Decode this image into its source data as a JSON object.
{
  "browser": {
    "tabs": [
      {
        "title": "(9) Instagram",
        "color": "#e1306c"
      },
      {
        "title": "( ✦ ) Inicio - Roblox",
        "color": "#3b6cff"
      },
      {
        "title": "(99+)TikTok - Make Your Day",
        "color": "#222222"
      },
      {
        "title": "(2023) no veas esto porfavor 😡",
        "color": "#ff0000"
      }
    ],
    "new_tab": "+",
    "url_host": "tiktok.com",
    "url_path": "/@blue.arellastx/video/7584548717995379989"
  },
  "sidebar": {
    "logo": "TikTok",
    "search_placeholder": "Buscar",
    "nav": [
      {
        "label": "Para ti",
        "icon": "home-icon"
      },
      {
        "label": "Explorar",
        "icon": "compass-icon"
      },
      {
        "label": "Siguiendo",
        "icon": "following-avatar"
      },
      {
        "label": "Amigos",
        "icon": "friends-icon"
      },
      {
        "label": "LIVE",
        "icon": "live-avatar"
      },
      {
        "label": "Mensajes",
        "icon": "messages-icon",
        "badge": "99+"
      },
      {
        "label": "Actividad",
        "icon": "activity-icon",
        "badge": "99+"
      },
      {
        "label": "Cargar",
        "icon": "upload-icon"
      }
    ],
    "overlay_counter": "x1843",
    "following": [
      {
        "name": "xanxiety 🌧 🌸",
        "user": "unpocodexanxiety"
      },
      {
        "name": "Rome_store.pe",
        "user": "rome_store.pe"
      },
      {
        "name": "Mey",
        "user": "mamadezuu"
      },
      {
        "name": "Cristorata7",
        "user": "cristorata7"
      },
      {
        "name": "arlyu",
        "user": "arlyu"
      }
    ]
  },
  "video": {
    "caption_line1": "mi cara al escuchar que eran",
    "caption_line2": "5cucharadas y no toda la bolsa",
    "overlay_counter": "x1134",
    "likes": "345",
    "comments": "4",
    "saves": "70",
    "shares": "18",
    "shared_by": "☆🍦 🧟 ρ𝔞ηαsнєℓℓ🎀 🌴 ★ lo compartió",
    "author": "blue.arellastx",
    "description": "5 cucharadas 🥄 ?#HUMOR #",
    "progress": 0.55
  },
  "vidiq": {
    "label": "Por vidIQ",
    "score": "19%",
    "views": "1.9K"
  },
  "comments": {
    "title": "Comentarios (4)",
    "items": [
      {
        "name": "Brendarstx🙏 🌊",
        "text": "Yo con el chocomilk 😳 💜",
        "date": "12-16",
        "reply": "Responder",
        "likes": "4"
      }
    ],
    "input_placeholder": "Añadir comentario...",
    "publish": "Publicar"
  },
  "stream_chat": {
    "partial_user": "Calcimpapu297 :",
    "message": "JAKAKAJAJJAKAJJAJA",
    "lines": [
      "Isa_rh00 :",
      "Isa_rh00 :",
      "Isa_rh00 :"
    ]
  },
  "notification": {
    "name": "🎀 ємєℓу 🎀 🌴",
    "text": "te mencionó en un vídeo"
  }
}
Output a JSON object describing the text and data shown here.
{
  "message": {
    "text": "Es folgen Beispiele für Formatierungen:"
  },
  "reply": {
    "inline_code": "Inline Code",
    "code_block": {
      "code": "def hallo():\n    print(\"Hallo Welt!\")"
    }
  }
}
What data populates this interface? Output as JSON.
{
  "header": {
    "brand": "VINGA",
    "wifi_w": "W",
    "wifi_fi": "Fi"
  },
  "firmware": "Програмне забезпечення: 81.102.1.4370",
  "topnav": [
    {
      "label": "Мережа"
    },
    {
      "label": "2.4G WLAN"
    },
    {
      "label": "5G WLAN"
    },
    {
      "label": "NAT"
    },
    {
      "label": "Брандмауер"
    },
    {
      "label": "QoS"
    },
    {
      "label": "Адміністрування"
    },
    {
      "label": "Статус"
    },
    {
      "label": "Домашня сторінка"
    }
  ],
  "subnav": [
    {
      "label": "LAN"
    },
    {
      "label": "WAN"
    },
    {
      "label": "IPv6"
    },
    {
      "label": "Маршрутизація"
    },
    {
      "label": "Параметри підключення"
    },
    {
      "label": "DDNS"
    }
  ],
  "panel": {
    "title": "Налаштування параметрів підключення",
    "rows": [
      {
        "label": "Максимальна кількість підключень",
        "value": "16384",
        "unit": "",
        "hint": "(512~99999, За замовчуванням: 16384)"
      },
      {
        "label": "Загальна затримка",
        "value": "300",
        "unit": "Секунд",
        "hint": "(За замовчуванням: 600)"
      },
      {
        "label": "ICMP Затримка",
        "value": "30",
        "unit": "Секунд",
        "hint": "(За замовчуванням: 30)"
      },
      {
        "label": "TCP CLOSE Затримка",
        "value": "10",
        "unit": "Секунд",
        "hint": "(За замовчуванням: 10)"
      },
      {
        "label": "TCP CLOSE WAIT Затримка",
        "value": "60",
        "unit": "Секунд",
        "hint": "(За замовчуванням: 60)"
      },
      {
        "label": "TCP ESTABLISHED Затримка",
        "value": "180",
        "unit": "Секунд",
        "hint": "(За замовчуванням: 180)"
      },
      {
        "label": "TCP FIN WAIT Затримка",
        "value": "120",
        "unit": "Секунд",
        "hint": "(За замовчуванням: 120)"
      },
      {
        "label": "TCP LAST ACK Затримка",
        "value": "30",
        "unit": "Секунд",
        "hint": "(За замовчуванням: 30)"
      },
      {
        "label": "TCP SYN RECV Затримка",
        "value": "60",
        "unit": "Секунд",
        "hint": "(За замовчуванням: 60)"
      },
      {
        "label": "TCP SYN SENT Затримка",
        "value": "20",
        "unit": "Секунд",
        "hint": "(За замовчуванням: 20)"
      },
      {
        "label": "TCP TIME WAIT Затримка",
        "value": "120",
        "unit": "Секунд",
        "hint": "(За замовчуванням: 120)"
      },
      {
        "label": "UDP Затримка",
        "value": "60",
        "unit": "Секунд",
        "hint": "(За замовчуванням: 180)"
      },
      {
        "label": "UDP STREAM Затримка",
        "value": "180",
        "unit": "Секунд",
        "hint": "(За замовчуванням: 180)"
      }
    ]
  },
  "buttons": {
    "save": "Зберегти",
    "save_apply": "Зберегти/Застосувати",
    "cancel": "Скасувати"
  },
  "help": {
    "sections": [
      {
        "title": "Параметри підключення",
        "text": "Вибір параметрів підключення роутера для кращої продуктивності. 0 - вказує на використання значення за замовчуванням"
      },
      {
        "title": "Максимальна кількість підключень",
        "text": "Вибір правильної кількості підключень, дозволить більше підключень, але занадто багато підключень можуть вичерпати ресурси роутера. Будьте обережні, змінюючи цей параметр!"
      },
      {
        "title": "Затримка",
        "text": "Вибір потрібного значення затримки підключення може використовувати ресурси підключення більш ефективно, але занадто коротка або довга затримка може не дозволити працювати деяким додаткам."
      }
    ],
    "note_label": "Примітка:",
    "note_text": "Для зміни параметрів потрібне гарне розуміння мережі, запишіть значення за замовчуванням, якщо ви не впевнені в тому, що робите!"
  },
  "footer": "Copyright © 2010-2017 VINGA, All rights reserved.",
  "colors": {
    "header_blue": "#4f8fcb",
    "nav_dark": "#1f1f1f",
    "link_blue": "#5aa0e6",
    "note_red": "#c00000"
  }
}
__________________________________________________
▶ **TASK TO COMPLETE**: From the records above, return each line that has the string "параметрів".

▶ **ANSWER FOR THE TASK**:
    "title": "Налаштування параметрів підключення",
        "text": "Вибір параметрів підключення роутера для кращої продуктивності. 0 - вказує на використання значення за замовчуванням"
    "note_text": "Для зміни параметрів потрібне гарне розуміння мережі, запишіть значення за замовчуванням, якщо ви не впевнені в тому, що робите!"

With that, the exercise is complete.